WELLINGTON, June 26 (Reuters) - New Zealand’s central bank stressed on Tuesday its resolve to make its communication more relevant to the public as Governor Adrian Orr breaks with the complex messaging favoured by many of his counterparts.
Major central banks have struggled to balance the need to maintain transparency and avoid over-committing to future policy shifts. That has compelled them to issue vague, subtle hints on future actions that are hard for the public to understand.
Communication has been particularly challenging when central banks tighten policy, as markets react to any sign of reduced monetary support by pushing up bond yields and dumping stocks.
In a statement outlining its priorities for the next three years, the Reserve Bank of New Zealand (RBNZ) said it will “enhance its communications with stakeholders by taking up opportunities both to listen to them more frequently in depth, and to better explain its decisions and actions”.
“We also intend to place New Zealanders’ understanding of us on a wider footing. We will make our messages more accessible and relevant,” the RBNZ said in its “statement of intent”.
In last year’s statement, the RBNZ said only that it would “communicate broadly on its policies, the reasons for them and the impacts of its activities” through various channels.
Though its economy is only 53rd in the world by size, New Zealand has earned a reputation for economic experimentation and a free market approach in the past three decades. Its inflation targeting strategy soon became global economic orthodoxy.
The RBNZ is set to keep rates on hold this week and signal that no near-term monetary tightening is on the cards, with inflation subdued and global trade frictions clouding the outlook for an already slowing economy.

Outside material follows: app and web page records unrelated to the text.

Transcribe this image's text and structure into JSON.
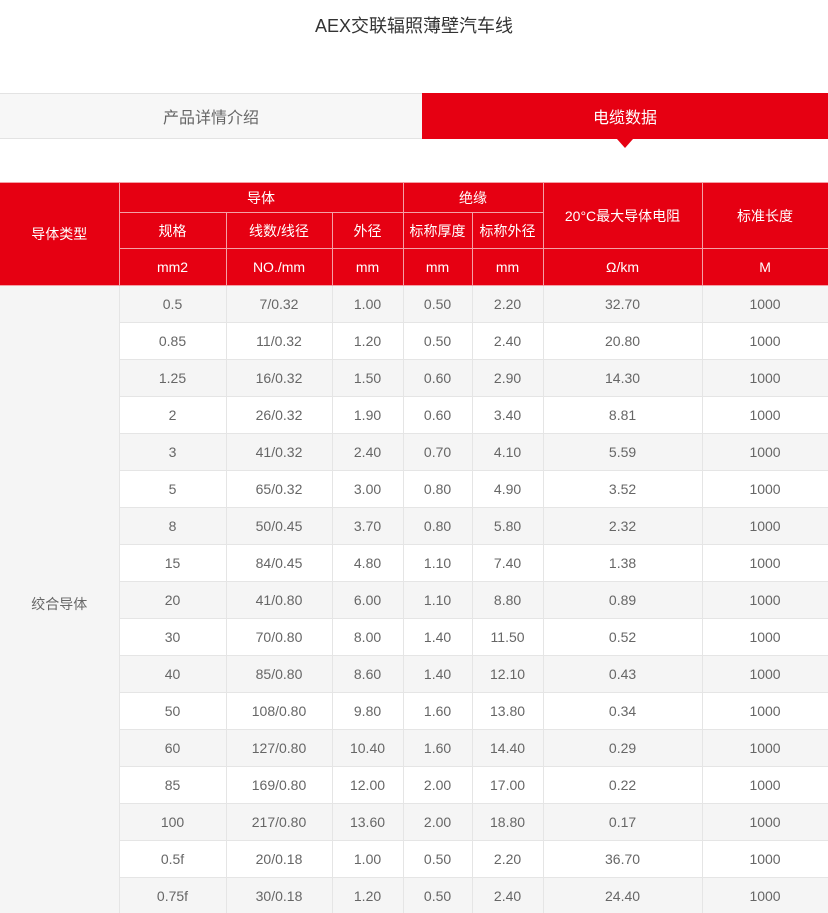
{
  "page": {
    "title": "AEX交联辐照薄壁汽车线"
  },
  "tabs": {
    "intro": "产品详情介绍",
    "data": "电缆数据"
  },
  "table": {
    "header": {
      "conductor_type": "导体类型",
      "conductor": "导体",
      "insulation": "绝缘",
      "resistance": "20°C最大导体电阻",
      "std_length": "标准长度",
      "spec": "规格",
      "strands": "线数/线径",
      "outer_diameter": "外径",
      "nominal_thickness": "标称厚度",
      "nominal_outer": "标称外径",
      "units": [
        "mm2",
        "NO./mm",
        "mm",
        "mm",
        "mm",
        "Ω/km",
        "M"
      ]
    },
    "type_label": "绞合导体",
    "rows": [
      [
        "0.5",
        "7/0.32",
        "1.00",
        "0.50",
        "2.20",
        "32.70",
        "1000"
      ],
      [
        "0.85",
        "11/0.32",
        "1.20",
        "0.50",
        "2.40",
        "20.80",
        "1000"
      ],
      [
        "1.25",
        "16/0.32",
        "1.50",
        "0.60",
        "2.90",
        "14.30",
        "1000"
      ],
      [
        "2",
        "26/0.32",
        "1.90",
        "0.60",
        "3.40",
        "8.81",
        "1000"
      ],
      [
        "3",
        "41/0.32",
        "2.40",
        "0.70",
        "4.10",
        "5.59",
        "1000"
      ],
      [
        "5",
        "65/0.32",
        "3.00",
        "0.80",
        "4.90",
        "3.52",
        "1000"
      ],
      [
        "8",
        "50/0.45",
        "3.70",
        "0.80",
        "5.80",
        "2.32",
        "1000"
      ],
      [
        "15",
        "84/0.45",
        "4.80",
        "1.10",
        "7.40",
        "1.38",
        "1000"
      ],
      [
        "20",
        "41/0.80",
        "6.00",
        "1.10",
        "8.80",
        "0.89",
        "1000"
      ],
      [
        "30",
        "70/0.80",
        "8.00",
        "1.40",
        "11.50",
        "0.52",
        "1000"
      ],
      [
        "40",
        "85/0.80",
        "8.60",
        "1.40",
        "12.10",
        "0.43",
        "1000"
      ],
      [
        "50",
        "108/0.80",
        "9.80",
        "1.60",
        "13.80",
        "0.34",
        "1000"
      ],
      [
        "60",
        "127/0.80",
        "10.40",
        "1.60",
        "14.40",
        "0.29",
        "1000"
      ],
      [
        "85",
        "169/0.80",
        "12.00",
        "2.00",
        "17.00",
        "0.22",
        "1000"
      ],
      [
        "100",
        "217/0.80",
        "13.60",
        "2.00",
        "18.80",
        "0.17",
        "1000"
      ],
      [
        "0.5f",
        "20/0.18",
        "1.00",
        "0.50",
        "2.20",
        "36.70",
        "1000"
      ],
      [
        "0.75f",
        "30/0.18",
        "1.20",
        "0.50",
        "2.40",
        "24.40",
        "1000"
      ]
    ]
  },
  "colors": {
    "accent": "#e60012",
    "row_alt": "#f5f5f5",
    "border": "#e5e5e5"
  }
}
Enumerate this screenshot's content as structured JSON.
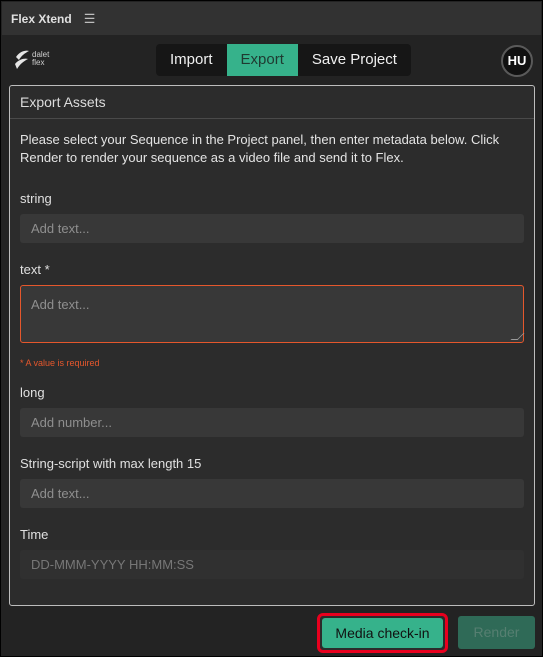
{
  "titlebar": {
    "title": "Flex Xtend",
    "menu_icon": "hamburger-icon"
  },
  "logo": {
    "line1": "dalet",
    "line2": "flex"
  },
  "tabs": [
    {
      "label": "Import",
      "active": false
    },
    {
      "label": "Export",
      "active": true
    },
    {
      "label": "Save Project",
      "active": false
    }
  ],
  "user": {
    "initials": "HU"
  },
  "panel": {
    "title": "Export Assets",
    "intro": "Please select your Sequence in the Project panel, then enter metadata below. Click Render to render your sequence as a video file and send it to Flex."
  },
  "fields": {
    "string": {
      "label": "string",
      "placeholder": "Add text..."
    },
    "text": {
      "label": "text *",
      "placeholder": "Add text...",
      "error": "* A value is required"
    },
    "long": {
      "label": "long",
      "placeholder": "Add number..."
    },
    "string_script": {
      "label": "String-script with max length 15",
      "placeholder": "Add text..."
    },
    "time": {
      "label": "Time",
      "placeholder": "DD-MMM-YYYY HH:MM:SS"
    }
  },
  "actions": {
    "checkin_label": "Media check-in",
    "render_label": "Render"
  },
  "colors": {
    "accent": "#36b28b",
    "error": "#e5572c",
    "highlight": "#e8001e"
  }
}
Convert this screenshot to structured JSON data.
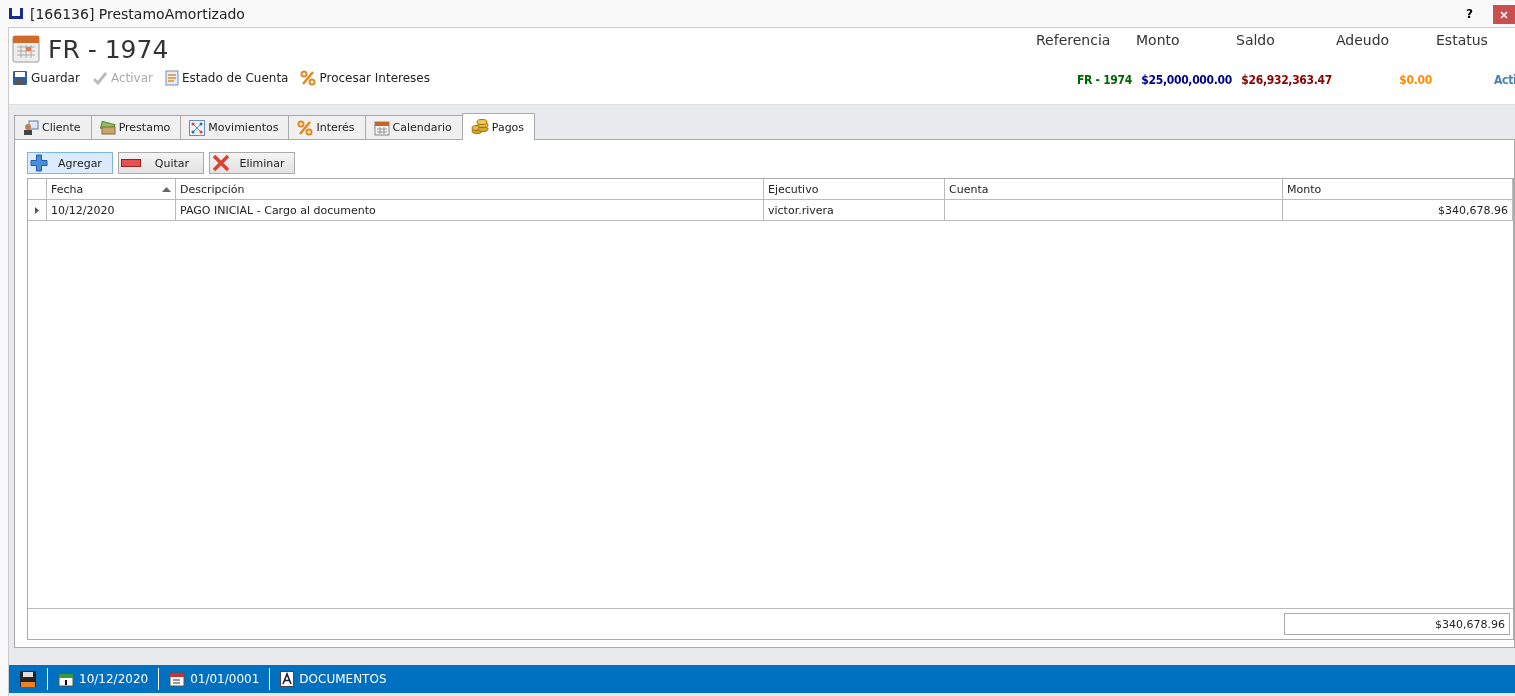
{
  "window": {
    "title": "[166136] PrestamoAmortizado",
    "help": "?"
  },
  "header": {
    "title": "FR - 1974"
  },
  "toolbar": [
    {
      "label": "Guardar",
      "kind": "save",
      "disabled": false
    },
    {
      "label": "Activar",
      "kind": "check",
      "disabled": true
    },
    {
      "label": "Estado de Cuenta",
      "kind": "report",
      "disabled": false
    },
    {
      "label": "Procesar Intereses",
      "kind": "percent",
      "disabled": false
    }
  ],
  "summary": [
    {
      "label": "Referencia",
      "value": "FR - 1974",
      "color": "#006400"
    },
    {
      "label": "Monto",
      "value": "$25,000,000.00",
      "color": "#00008b"
    },
    {
      "label": "Saldo",
      "value": "$26,932,363.47",
      "color": "#8b0000"
    },
    {
      "label": "Adeudo",
      "value": "$0.00",
      "color": "#ff8c00"
    },
    {
      "label": "Estatus",
      "value": "Acti",
      "color": "#4682b4"
    }
  ],
  "tabs": [
    {
      "label": "Cliente",
      "kind": "person",
      "selected": false
    },
    {
      "label": "Prestamo",
      "kind": "money",
      "selected": false
    },
    {
      "label": "Movimientos",
      "kind": "nodes",
      "selected": false
    },
    {
      "label": "Interés",
      "kind": "percent",
      "selected": false
    },
    {
      "label": "Calendario",
      "kind": "calendar",
      "selected": false
    },
    {
      "label": "Pagos",
      "kind": "coins",
      "selected": true
    }
  ],
  "actions": [
    {
      "label": "Agregar",
      "kind": "add",
      "focused": true
    },
    {
      "label": "Quitar",
      "kind": "remove",
      "focused": false
    },
    {
      "label": "Eliminar",
      "kind": "delete",
      "focused": false
    }
  ],
  "table": {
    "columns": [
      {
        "label": "Fecha",
        "sorted": true
      },
      {
        "label": "Descripción",
        "sorted": false
      },
      {
        "label": "Ejecutivo",
        "sorted": false
      },
      {
        "label": "Cuenta",
        "sorted": false
      },
      {
        "label": "Monto",
        "sorted": false
      }
    ],
    "rows": [
      {
        "selected": true,
        "cells": [
          "10/12/2020",
          "PAGO INICIAL - Cargo al documento",
          "victor.rivera",
          "",
          "$340,678.96"
        ]
      }
    ],
    "total": "$340,678.96"
  },
  "status_bar": [
    {
      "kind": "save"
    },
    {
      "kind": "date",
      "text": "10/12/2020"
    },
    {
      "kind": "calendar",
      "text": "01/01/0001"
    },
    {
      "kind": "font",
      "text": "DOCUMENTOS"
    }
  ]
}
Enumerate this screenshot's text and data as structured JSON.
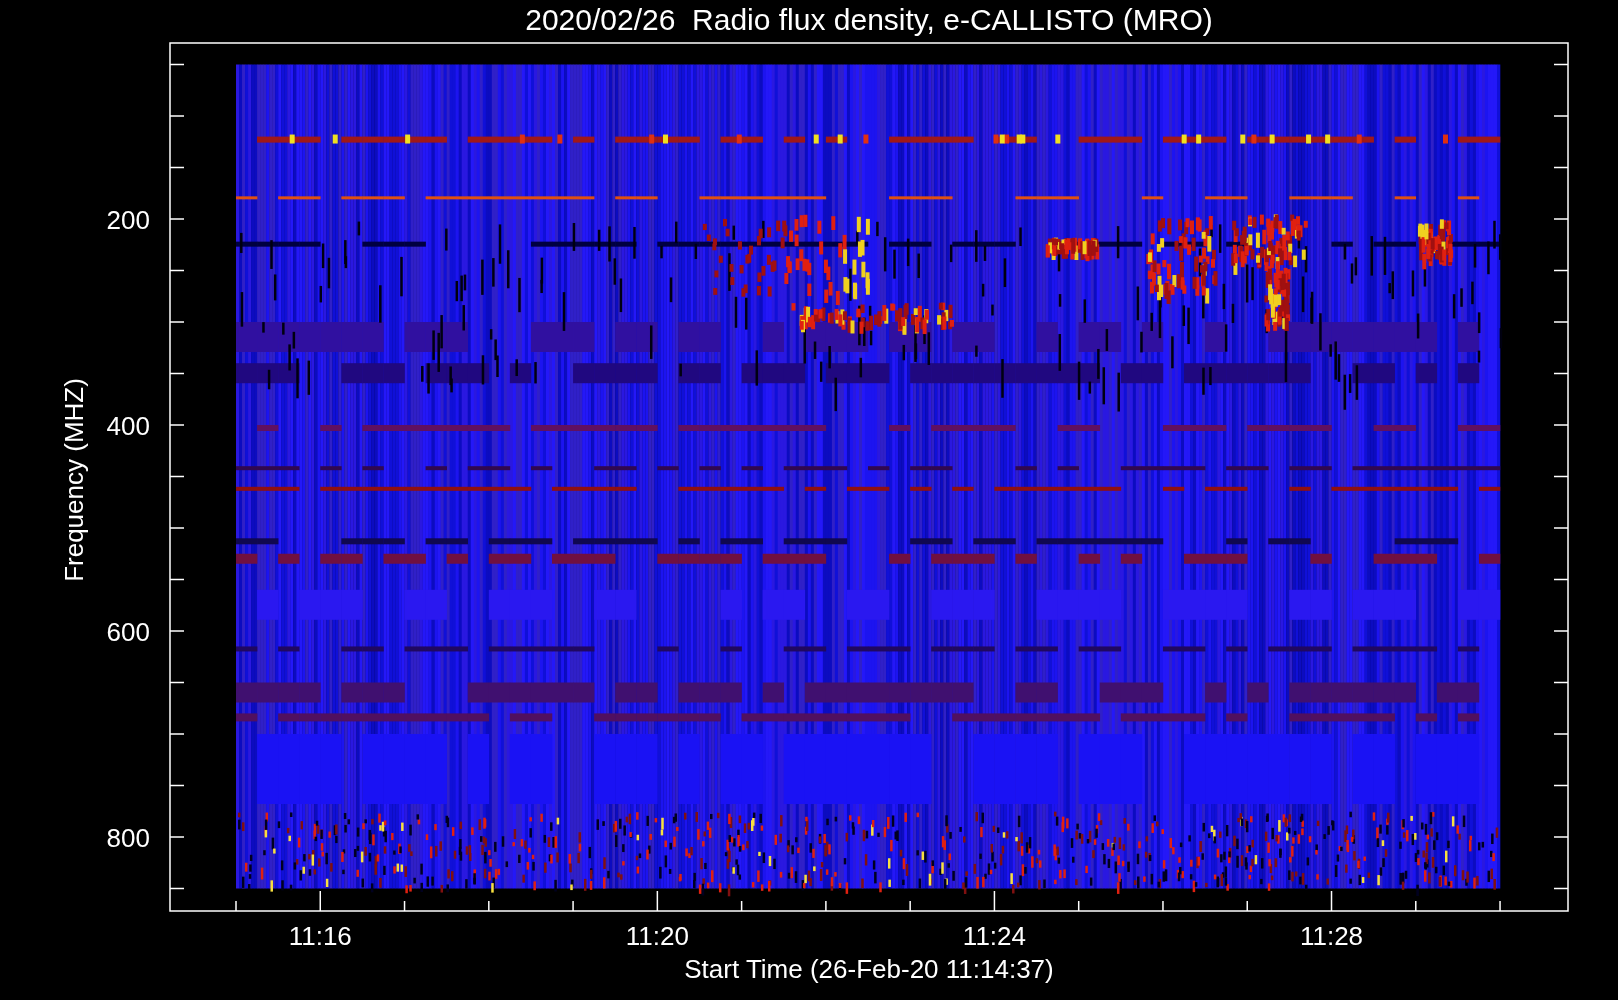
{
  "title": "2020/02/26  Radio flux density, e-CALLISTO (MRO)",
  "y_axis": {
    "label": "Frequency (MHZ)",
    "ticks": [
      "200",
      "400",
      "600",
      "800"
    ]
  },
  "x_axis": {
    "label": "Start Time (26-Feb-20 11:14:37)",
    "ticks": [
      "11:16",
      "11:20",
      "11:24",
      "11:28"
    ]
  }
}
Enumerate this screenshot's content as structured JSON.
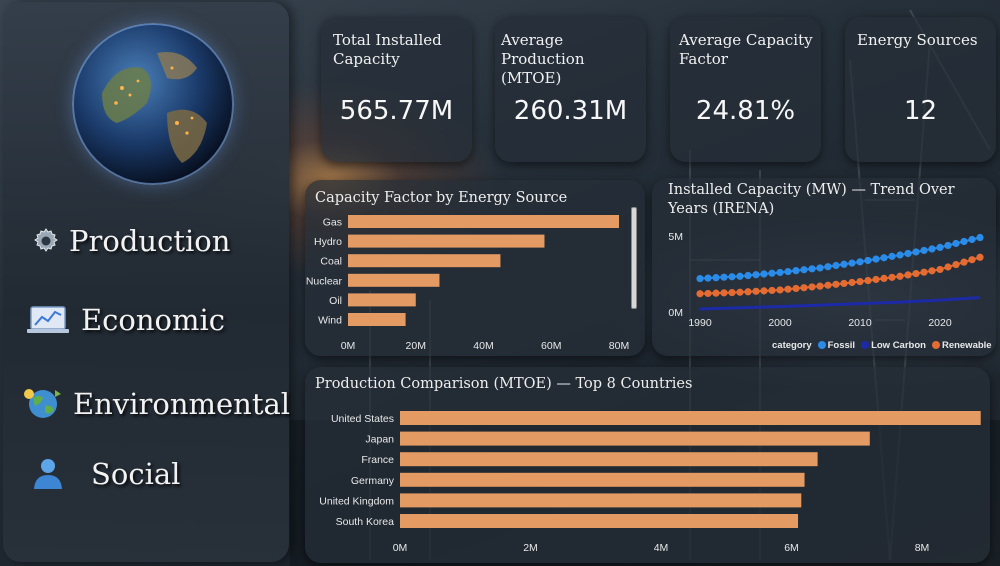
{
  "colors": {
    "bar": "#e39a63",
    "fossil": "#2b8be9",
    "low_carbon": "#1c2aa8",
    "renewable": "#e46b32"
  },
  "sidebar": {
    "items": [
      {
        "label": "Production",
        "icon": "gear-icon"
      },
      {
        "label": "Economic",
        "icon": "chart-icon"
      },
      {
        "label": "Environmental",
        "icon": "globe-icon"
      },
      {
        "label": "Social",
        "icon": "user-icon"
      }
    ]
  },
  "kpis": [
    {
      "title": "Total Installed Capacity",
      "value": "565.77M"
    },
    {
      "title": "Average Production (MTOE)",
      "value": "260.31M"
    },
    {
      "title": "Average Capacity Factor",
      "value": "24.81%"
    },
    {
      "title": "Energy Sources",
      "value": "12"
    }
  ],
  "chart_data": [
    {
      "type": "bar",
      "orientation": "horizontal",
      "title": "Capacity Factor by Energy Source",
      "categories": [
        "Gas",
        "Hydro",
        "Coal",
        "Nuclear",
        "Oil",
        "Wind"
      ],
      "values": [
        80,
        58,
        45,
        27,
        20,
        17
      ],
      "xticks": [
        "0M",
        "20M",
        "40M",
        "60M",
        "80M"
      ],
      "xlim": [
        0,
        80
      ],
      "scrollbar": true
    },
    {
      "type": "line",
      "title": "Installed Capacity (MW) — Trend Over Years (IRENA)",
      "yticks": [
        "5M",
        "0M"
      ],
      "xticks": [
        "1990",
        "2000",
        "2010",
        "2020"
      ],
      "ylim": [
        0,
        5
      ],
      "xlim": [
        1990,
        2025
      ],
      "legend_title": "category",
      "legend_position": "bottom-right",
      "series": [
        {
          "name": "Fossil",
          "markers": true,
          "x": [
            1990,
            1995,
            2000,
            2005,
            2010,
            2015,
            2020,
            2025
          ],
          "y": [
            2.2,
            2.35,
            2.6,
            2.9,
            3.3,
            3.75,
            4.25,
            4.9
          ]
        },
        {
          "name": "Low Carbon",
          "markers": false,
          "x": [
            1990,
            1995,
            2000,
            2005,
            2010,
            2015,
            2020,
            2025
          ],
          "y": [
            0.2,
            0.28,
            0.35,
            0.45,
            0.55,
            0.65,
            0.78,
            0.95
          ]
        },
        {
          "name": "Renewable",
          "markers": true,
          "x": [
            1990,
            1995,
            2000,
            2005,
            2010,
            2015,
            2020,
            2025
          ],
          "y": [
            1.2,
            1.3,
            1.45,
            1.7,
            2.0,
            2.35,
            2.8,
            3.6
          ]
        }
      ]
    },
    {
      "type": "bar",
      "orientation": "horizontal",
      "title": "Production Comparison (MTOE) — Top 8 Countries",
      "categories": [
        "United States",
        "Japan",
        "France",
        "Germany",
        "United Kingdom",
        "South Korea"
      ],
      "values": [
        8.9,
        7.2,
        6.4,
        6.2,
        6.15,
        6.1
      ],
      "xticks": [
        "0M",
        "2M",
        "4M",
        "6M",
        "8M"
      ],
      "xlim": [
        0,
        8
      ]
    }
  ]
}
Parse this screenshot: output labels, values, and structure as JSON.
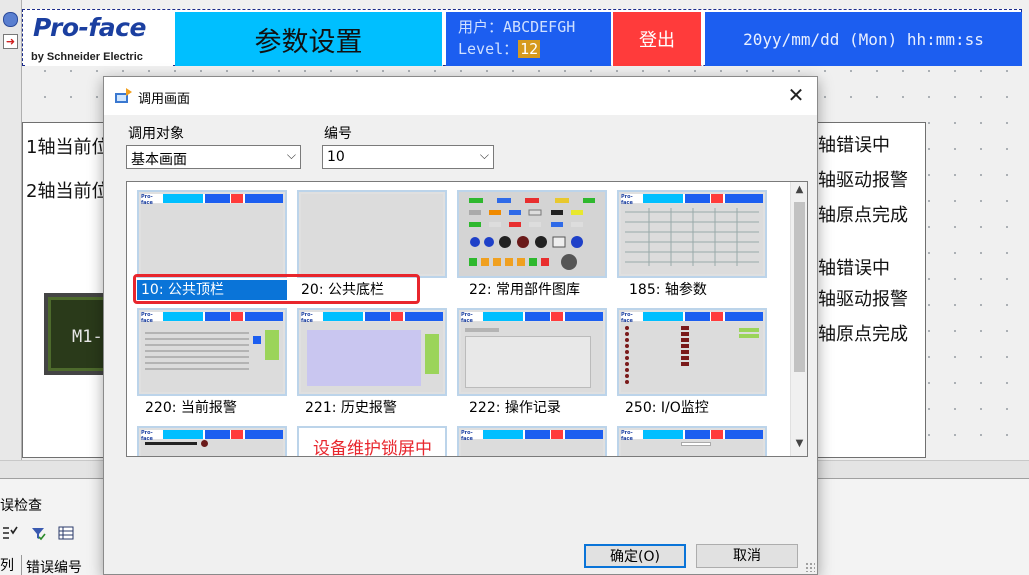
{
  "background": {
    "header": {
      "logo_text": "Pro-face",
      "logo_subtext": "by Schneider Electric",
      "title": "参数设置",
      "user_label": "用户：",
      "user_name": "ABCDEFGH",
      "level_label": "Level：",
      "level_value": "12",
      "logout_label": "登出",
      "datetime": "20yy/mm/dd (Mon) hh:mm:ss"
    },
    "left_labels": [
      "1轴当前位",
      "2轴当前位"
    ],
    "right_labels": [
      "轴错误中",
      "轴驱动报警",
      "轴原点完成",
      "轴错误中",
      "轴驱动报警",
      "轴原点完成"
    ],
    "m1_text": "M1-",
    "bottom_panel": {
      "title": "误检查",
      "column_1": "列",
      "column_2": "错误编号"
    },
    "colors": {
      "title_bg": "#00bfff",
      "user_bg": "#1c5ef0",
      "logout_bg": "#ff3b3b",
      "level_bg": "#d69a1e"
    }
  },
  "dialog": {
    "title": "调用画面",
    "close_glyph": "✕",
    "target_label": "调用对象",
    "target_value": "基本画面",
    "number_label": "编号",
    "number_value": "10",
    "thumbnails": [
      {
        "caption": "10: 公共顶栏",
        "selected": true,
        "style": "header"
      },
      {
        "caption": "20: 公共底栏",
        "selected": false,
        "style": "blank"
      },
      {
        "caption": "22: 常用部件图库",
        "selected": false,
        "style": "parts"
      },
      {
        "caption": "185: 轴参数",
        "selected": false,
        "style": "table"
      },
      {
        "caption": "220: 当前报警",
        "selected": false,
        "style": "alarm"
      },
      {
        "caption": "221: 历史报警",
        "selected": false,
        "style": "history"
      },
      {
        "caption": "222: 操作记录",
        "selected": false,
        "style": "oplog"
      },
      {
        "caption": "250: I/O监控",
        "selected": false,
        "style": "io"
      },
      {
        "caption": "",
        "selected": false,
        "style": "partial"
      },
      {
        "caption": "",
        "selected": false,
        "style": "maint"
      },
      {
        "caption": "",
        "selected": false,
        "style": "partial"
      },
      {
        "caption": "",
        "selected": false,
        "style": "partial"
      }
    ],
    "maint_text": "设备维护锁屏中",
    "ok_label": "确定(O)",
    "cancel_label": "取消",
    "accent_color": "#0a74d8",
    "highlight_color": "#e8262d"
  }
}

Markets are on the lookout for any tweak that Governor Orr - who took on the job in March with a pledge to simplify the RBNZ’s messaging - could make in the bank’s policy statement.
Orr brought a fresh tone to the RBNZ’s communications, using colourful illustrations in describing his first rate decision in May to demystify the central bank’s operations.
Tuesday’s statement of intent comes at a time the RBNZ faces some major changes driven by the new Labour-led government, which took the helm in October with a campaign pledge to update the central bank’s mandate.
The changes include an addition of an employment goal to its mandate and an adoption of a monetary policy committee of five to seven members. (Reporting by Leika Kihara Editing by Eric Meijer)